§ About this task
Please copy out every line in the entries that includes the word "name".

Data for this exercise Start Marker

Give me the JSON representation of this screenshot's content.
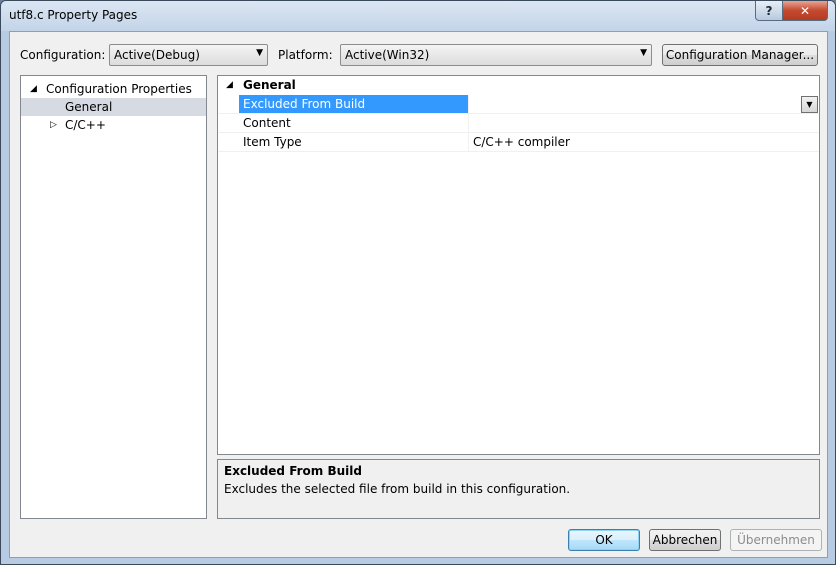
{
  "window": {
    "title": "utf8.c Property Pages",
    "help_label": "?",
    "close_label": "✕"
  },
  "toolbar": {
    "configuration_label": "Configuration:",
    "configuration_value": "Active(Debug)",
    "platform_label": "Platform:",
    "platform_value": "Active(Win32)",
    "config_manager_label": "Configuration Manager..."
  },
  "tree": {
    "root": "Configuration Properties",
    "items": [
      {
        "label": "General",
        "selected": true
      },
      {
        "label": "C/C++",
        "selected": false
      }
    ]
  },
  "grid": {
    "category": "General",
    "rows": [
      {
        "name": "Excluded From Build",
        "value": "",
        "selected": true
      },
      {
        "name": "Content",
        "value": "",
        "selected": false
      },
      {
        "name": "Item Type",
        "value": "C/C++ compiler",
        "selected": false
      }
    ]
  },
  "description": {
    "title": "Excluded From Build",
    "text": "Excludes the selected file from build in this configuration."
  },
  "buttons": {
    "ok": "OK",
    "cancel": "Abbrechen",
    "apply": "Übernehmen"
  },
  "icons": {
    "expanded": "triangle-down",
    "collapsed": "triangle-right",
    "dropdown": "chevron-down"
  },
  "colors": {
    "selection": "#3399ff",
    "tree_selection": "#d6dbe3"
  }
}
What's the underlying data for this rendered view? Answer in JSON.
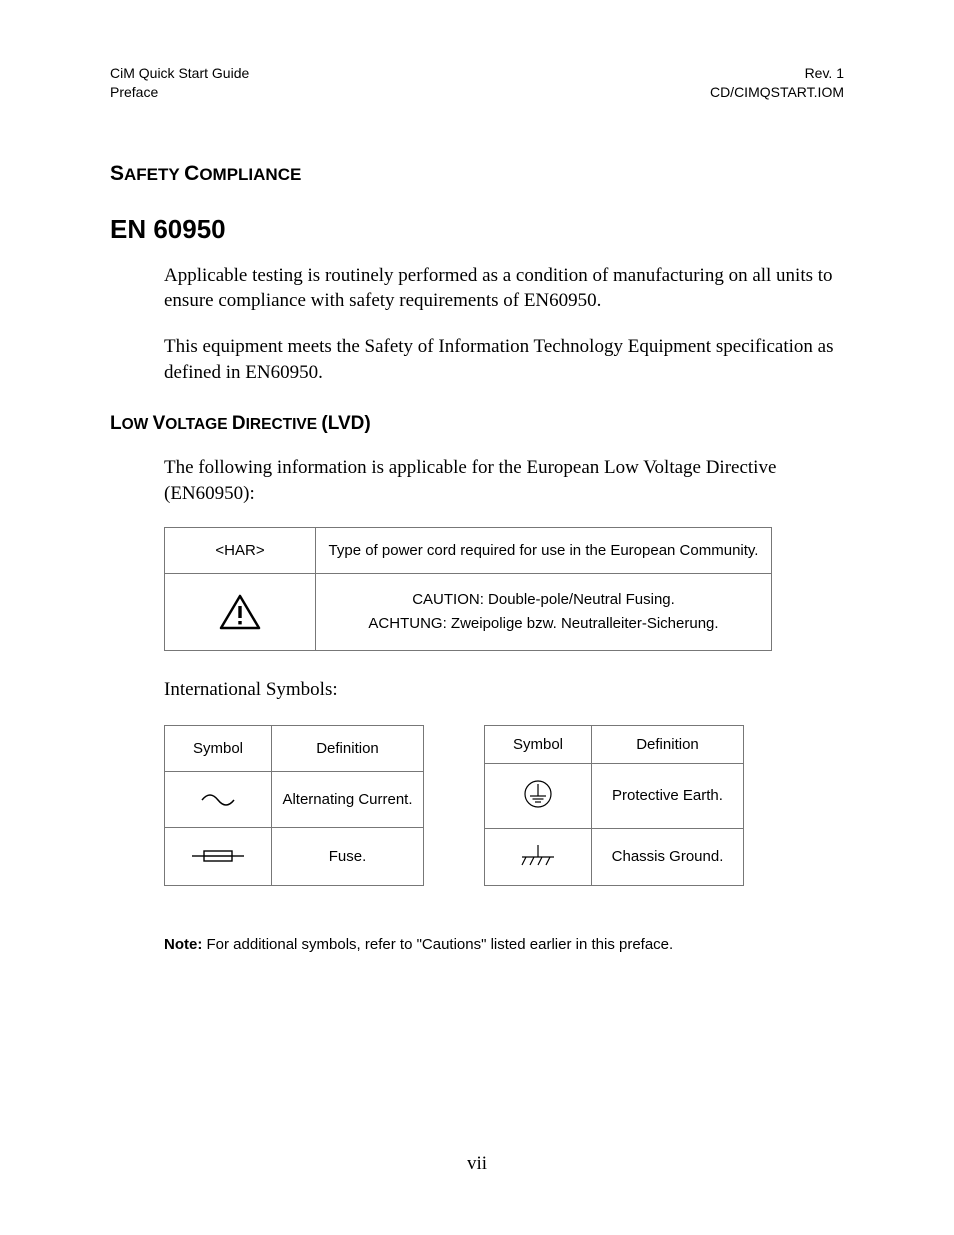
{
  "header": {
    "left_line1": "CiM Quick Start Guide",
    "left_line2": "Preface",
    "right_line1": "Rev. 1",
    "right_line2": "CD/CIMQSTART.IOM"
  },
  "section_title": "SAFETY COMPLIANCE",
  "en_heading": "EN 60950",
  "para1": "Applicable testing is routinely performed as a condition of manufacturing on all units to ensure compliance with safety requirements of EN60950.",
  "para2": "This equipment meets the Safety of Information Technology Equipment specification as defined in EN60950.",
  "lvd_heading": "LOW VOLTAGE DIRECTIVE (LVD)",
  "lvd_intro": "The following information is applicable for the European Low Voltage Directive (EN60950):",
  "lvd_table": {
    "row1": {
      "symbol": "<HAR>",
      "text": "Type of power cord required for use in the European Community."
    },
    "row2": {
      "line1": "CAUTION: Double-pole/Neutral Fusing.",
      "line2": "ACHTUNG: Zweipolige bzw. Neutralleiter-Sicherung."
    }
  },
  "intl_label": "International Symbols:",
  "symtable_headers": {
    "symbol": "Symbol",
    "definition": "Definition"
  },
  "left_table": {
    "row1": "Alternating Current.",
    "row2": "Fuse."
  },
  "right_table": {
    "row1": "Protective Earth.",
    "row2": "Chassis Ground."
  },
  "note_label": "Note:",
  "note_text": " For additional symbols, refer to \"Cautions\" listed earlier in this preface.",
  "page_number": "vii"
}
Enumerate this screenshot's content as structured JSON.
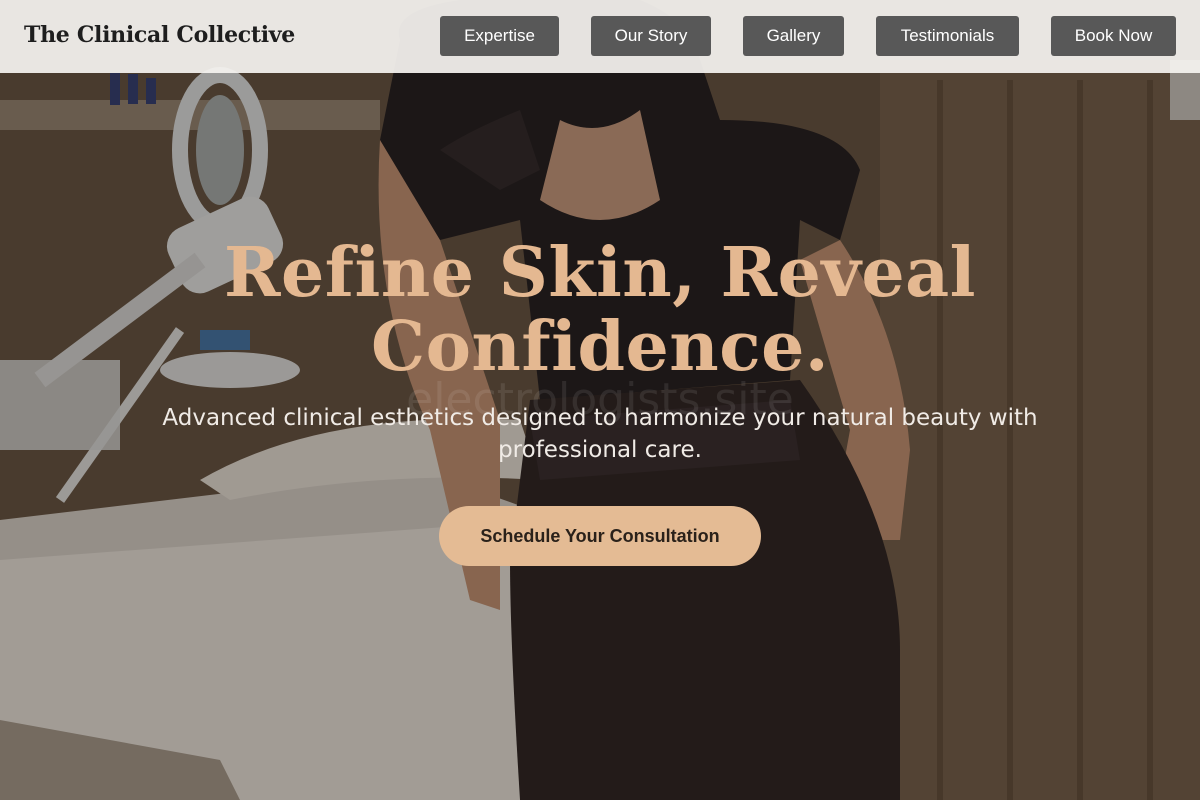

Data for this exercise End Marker

§ Output below
        "name": "Excluded From Build",
        "name": "Content",
        "name": "Item Type",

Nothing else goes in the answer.